**Problem requirements:**
Keep only the lines of the data below that contain "WEST", and copy them.

====== Data listing

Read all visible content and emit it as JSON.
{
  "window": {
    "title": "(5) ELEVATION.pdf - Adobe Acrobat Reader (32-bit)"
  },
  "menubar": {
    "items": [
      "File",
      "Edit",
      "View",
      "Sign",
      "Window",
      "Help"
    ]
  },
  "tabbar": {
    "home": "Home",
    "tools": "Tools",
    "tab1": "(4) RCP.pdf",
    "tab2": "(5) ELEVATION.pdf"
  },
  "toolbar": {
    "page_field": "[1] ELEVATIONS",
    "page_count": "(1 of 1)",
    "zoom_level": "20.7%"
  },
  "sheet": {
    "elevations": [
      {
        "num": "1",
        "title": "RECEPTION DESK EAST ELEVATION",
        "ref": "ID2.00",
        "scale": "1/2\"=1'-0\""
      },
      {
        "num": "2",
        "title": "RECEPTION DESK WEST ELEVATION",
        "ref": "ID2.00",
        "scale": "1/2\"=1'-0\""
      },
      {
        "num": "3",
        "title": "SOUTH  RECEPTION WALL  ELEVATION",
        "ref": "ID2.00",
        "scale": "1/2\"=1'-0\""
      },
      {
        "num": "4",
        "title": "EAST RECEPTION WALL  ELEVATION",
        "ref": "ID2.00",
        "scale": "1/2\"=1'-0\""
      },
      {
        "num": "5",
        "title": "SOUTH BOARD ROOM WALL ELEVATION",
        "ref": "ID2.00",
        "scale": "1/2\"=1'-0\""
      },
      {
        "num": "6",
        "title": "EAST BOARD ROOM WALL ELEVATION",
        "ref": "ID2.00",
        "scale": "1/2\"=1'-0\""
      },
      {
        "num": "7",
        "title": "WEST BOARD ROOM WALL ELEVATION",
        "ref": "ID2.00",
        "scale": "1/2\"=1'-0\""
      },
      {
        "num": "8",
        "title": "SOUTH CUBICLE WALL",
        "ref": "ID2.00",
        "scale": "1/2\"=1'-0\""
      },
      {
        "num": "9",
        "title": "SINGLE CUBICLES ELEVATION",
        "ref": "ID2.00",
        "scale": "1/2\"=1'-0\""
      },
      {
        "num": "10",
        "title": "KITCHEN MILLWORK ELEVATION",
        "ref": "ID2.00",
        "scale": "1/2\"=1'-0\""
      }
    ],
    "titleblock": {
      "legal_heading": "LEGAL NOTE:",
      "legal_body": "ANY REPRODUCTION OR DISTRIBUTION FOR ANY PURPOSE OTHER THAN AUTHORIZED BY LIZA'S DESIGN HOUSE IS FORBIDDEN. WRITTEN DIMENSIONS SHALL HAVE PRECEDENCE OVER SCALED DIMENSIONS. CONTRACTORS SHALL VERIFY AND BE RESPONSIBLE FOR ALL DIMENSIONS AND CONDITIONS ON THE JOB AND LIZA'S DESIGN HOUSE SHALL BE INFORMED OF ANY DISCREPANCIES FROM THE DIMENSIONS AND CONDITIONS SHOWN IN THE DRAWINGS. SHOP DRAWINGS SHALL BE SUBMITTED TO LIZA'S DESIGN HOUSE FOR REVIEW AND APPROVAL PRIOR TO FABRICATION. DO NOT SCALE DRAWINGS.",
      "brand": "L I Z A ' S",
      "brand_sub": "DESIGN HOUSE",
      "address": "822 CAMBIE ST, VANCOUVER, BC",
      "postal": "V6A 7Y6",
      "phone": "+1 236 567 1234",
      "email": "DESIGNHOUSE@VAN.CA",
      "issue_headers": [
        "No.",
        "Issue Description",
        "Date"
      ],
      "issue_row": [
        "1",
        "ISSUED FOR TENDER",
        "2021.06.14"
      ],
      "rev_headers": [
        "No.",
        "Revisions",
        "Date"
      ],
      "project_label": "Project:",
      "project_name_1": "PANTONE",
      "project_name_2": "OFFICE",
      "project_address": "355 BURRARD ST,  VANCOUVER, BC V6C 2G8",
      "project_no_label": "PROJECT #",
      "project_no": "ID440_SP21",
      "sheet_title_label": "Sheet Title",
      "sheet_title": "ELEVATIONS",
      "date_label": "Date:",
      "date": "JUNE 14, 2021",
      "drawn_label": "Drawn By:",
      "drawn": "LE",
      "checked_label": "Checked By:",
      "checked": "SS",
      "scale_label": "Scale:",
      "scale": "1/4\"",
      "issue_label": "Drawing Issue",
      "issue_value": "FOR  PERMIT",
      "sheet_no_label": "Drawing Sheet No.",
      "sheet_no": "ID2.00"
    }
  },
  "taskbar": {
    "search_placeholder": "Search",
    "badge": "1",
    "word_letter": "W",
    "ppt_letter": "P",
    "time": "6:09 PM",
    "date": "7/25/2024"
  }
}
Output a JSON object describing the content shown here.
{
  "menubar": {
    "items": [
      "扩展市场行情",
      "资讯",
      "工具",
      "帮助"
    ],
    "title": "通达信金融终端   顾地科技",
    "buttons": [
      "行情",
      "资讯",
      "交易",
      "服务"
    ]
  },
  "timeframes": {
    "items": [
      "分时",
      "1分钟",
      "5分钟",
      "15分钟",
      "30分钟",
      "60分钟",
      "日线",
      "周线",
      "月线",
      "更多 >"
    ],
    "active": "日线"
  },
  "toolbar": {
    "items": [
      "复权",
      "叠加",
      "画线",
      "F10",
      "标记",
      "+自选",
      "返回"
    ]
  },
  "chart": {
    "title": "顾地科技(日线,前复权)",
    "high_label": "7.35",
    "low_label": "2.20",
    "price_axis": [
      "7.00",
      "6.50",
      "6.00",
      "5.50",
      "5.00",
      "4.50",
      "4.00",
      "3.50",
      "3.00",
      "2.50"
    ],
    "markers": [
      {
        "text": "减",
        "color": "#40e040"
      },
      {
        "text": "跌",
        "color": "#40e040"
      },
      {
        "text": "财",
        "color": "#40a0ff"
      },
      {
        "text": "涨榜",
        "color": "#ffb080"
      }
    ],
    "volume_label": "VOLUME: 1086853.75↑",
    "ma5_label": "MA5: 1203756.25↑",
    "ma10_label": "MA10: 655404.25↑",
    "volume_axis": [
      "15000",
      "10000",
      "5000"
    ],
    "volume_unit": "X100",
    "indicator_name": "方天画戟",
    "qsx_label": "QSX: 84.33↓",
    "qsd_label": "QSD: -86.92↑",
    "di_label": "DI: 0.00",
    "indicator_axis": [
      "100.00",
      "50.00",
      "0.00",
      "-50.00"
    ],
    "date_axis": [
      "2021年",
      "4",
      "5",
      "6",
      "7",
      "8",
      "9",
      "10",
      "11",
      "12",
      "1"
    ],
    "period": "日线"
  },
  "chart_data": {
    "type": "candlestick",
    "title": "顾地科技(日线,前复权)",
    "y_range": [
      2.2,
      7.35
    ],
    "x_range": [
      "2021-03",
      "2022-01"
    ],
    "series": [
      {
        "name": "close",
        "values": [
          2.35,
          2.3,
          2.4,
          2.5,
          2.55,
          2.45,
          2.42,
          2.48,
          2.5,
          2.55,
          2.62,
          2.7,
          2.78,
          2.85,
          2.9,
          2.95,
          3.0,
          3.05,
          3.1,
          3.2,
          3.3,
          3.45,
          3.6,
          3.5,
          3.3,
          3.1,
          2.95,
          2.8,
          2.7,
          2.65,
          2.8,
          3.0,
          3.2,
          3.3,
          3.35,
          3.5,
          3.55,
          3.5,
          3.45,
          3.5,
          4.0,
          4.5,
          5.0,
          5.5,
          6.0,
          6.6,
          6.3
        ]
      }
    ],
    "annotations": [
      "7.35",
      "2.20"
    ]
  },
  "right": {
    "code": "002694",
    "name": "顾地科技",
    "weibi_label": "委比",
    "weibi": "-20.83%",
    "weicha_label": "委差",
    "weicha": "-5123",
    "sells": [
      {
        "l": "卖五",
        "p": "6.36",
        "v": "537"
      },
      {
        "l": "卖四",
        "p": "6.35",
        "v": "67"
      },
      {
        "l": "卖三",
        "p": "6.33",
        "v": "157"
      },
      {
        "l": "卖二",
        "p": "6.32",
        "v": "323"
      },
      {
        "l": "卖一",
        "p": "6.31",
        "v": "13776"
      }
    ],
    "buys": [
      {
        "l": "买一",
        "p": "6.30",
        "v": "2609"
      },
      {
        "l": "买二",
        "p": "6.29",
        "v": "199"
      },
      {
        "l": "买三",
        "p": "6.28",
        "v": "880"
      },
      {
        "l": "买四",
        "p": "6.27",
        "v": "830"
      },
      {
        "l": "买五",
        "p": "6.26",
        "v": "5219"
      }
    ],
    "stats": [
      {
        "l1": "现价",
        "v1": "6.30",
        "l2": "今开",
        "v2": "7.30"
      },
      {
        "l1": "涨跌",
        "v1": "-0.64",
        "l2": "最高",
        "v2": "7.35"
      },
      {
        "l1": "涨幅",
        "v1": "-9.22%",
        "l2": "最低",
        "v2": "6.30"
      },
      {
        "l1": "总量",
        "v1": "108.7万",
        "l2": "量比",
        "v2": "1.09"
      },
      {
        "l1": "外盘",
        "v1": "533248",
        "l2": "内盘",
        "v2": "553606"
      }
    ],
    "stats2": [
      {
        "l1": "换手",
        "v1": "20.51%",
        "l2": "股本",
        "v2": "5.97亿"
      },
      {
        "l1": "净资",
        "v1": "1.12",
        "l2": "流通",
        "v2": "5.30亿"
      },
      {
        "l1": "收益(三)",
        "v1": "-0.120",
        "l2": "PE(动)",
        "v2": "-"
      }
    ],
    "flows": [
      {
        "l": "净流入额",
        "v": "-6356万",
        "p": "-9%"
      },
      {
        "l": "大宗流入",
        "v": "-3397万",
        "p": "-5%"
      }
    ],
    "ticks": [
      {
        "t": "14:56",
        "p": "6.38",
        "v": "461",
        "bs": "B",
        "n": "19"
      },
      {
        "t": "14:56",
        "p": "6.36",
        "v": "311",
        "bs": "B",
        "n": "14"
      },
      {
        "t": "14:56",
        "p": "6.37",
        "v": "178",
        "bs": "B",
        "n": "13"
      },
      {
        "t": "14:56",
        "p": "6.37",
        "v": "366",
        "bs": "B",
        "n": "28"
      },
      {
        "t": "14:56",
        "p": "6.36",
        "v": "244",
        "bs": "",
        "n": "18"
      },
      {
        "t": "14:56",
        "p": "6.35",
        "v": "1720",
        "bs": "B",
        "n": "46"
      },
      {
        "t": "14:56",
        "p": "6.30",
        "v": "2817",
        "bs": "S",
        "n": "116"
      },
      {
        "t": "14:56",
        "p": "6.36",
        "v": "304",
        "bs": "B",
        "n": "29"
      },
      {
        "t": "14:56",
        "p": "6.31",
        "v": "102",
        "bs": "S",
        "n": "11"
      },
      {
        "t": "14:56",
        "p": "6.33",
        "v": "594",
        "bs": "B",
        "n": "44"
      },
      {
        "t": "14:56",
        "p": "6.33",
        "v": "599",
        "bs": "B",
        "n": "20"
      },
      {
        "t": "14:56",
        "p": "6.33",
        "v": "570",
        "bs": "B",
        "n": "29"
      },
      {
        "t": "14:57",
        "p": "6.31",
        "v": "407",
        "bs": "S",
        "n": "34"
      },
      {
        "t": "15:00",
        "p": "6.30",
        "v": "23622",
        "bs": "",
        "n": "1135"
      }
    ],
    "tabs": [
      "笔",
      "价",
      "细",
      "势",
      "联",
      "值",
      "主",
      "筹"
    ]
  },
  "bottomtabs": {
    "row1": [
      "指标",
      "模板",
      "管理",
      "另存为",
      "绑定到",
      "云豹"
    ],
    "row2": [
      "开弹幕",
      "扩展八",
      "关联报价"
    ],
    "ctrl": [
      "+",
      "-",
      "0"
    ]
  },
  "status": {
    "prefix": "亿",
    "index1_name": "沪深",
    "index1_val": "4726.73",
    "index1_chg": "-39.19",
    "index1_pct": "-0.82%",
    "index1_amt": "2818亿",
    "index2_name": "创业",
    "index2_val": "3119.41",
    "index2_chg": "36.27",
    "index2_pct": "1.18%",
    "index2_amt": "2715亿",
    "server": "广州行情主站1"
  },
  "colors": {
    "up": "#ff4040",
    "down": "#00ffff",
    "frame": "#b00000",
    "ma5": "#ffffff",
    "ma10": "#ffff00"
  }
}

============

**Solution to the exercise:**
        "title": "RECEPTION DESK WEST ELEVATION",
        "title": "WEST BOARD ROOM WALL ELEVATION",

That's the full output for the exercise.